Excerpts from an interface dataset:
--- START ---

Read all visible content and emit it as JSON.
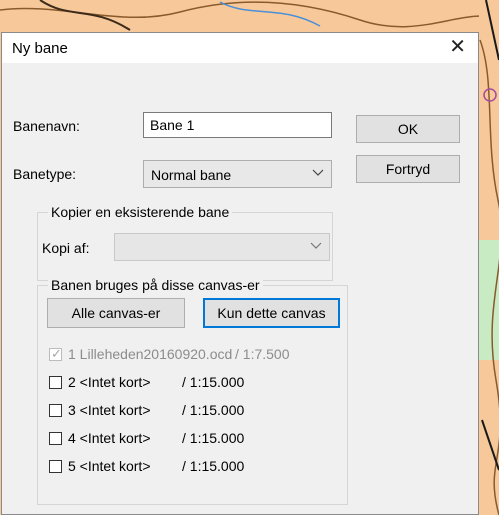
{
  "dialog": {
    "title": "Ny bane",
    "close_icon": "close-icon"
  },
  "form": {
    "banenavn_label": "Banenavn:",
    "banenavn_value": "Bane 1",
    "banetype_label": "Banetype:",
    "banetype_value": "Normal bane"
  },
  "buttons": {
    "ok": "OK",
    "cancel": "Fortryd"
  },
  "copy_group": {
    "title": "Kopier en eksisterende bane",
    "kopi_label": "Kopi af:",
    "kopi_value": ""
  },
  "canvas_group": {
    "title": "Banen bruges på disse canvas-er",
    "all_button": "Alle canvas-er",
    "only_button": "Kun dette canvas",
    "items": [
      {
        "name": "1 Lilleheden20160920.ocd",
        "scale": "/ 1:7.500",
        "checked": true,
        "disabled": true
      },
      {
        "name": "2 <Intet kort>",
        "scale": "/ 1:15.000",
        "checked": false,
        "disabled": false
      },
      {
        "name": "3 <Intet kort>",
        "scale": "/ 1:15.000",
        "checked": false,
        "disabled": false
      },
      {
        "name": "4 <Intet kort>",
        "scale": "/ 1:15.000",
        "checked": false,
        "disabled": false
      },
      {
        "name": "5 <Intet kort>",
        "scale": "/ 1:15.000",
        "checked": false,
        "disabled": false
      }
    ]
  },
  "colors": {
    "focus_border": "#0078d7",
    "dialog_bg": "#f0f0f0",
    "map_orange": "#f7c99a",
    "map_green": "#c9ebc4"
  }
}
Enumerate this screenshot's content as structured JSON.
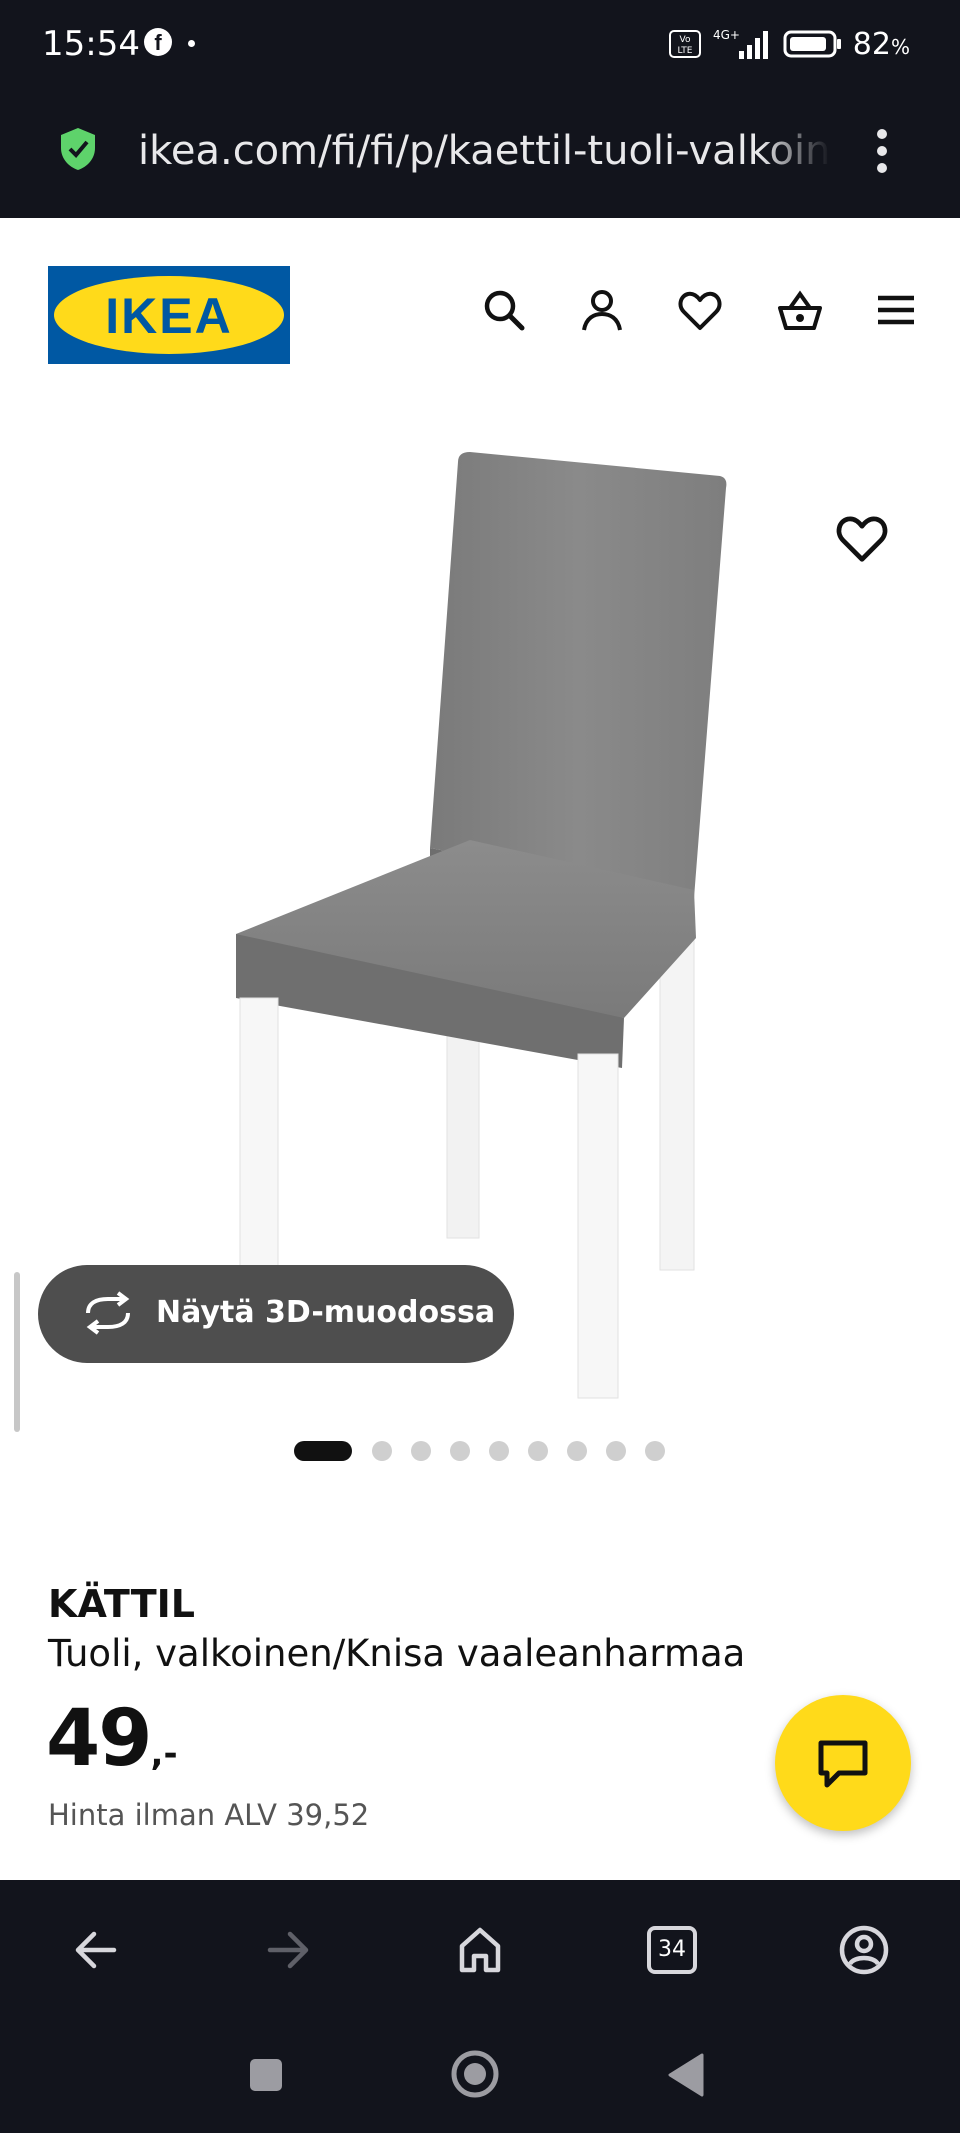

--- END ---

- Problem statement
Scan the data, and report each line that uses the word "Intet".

- Your response
        "name": "2 <Intet kort>",
        "name": "3 <Intet kort>",
        "name": "4 <Intet kort>",
        "name": "5 <Intet kort>",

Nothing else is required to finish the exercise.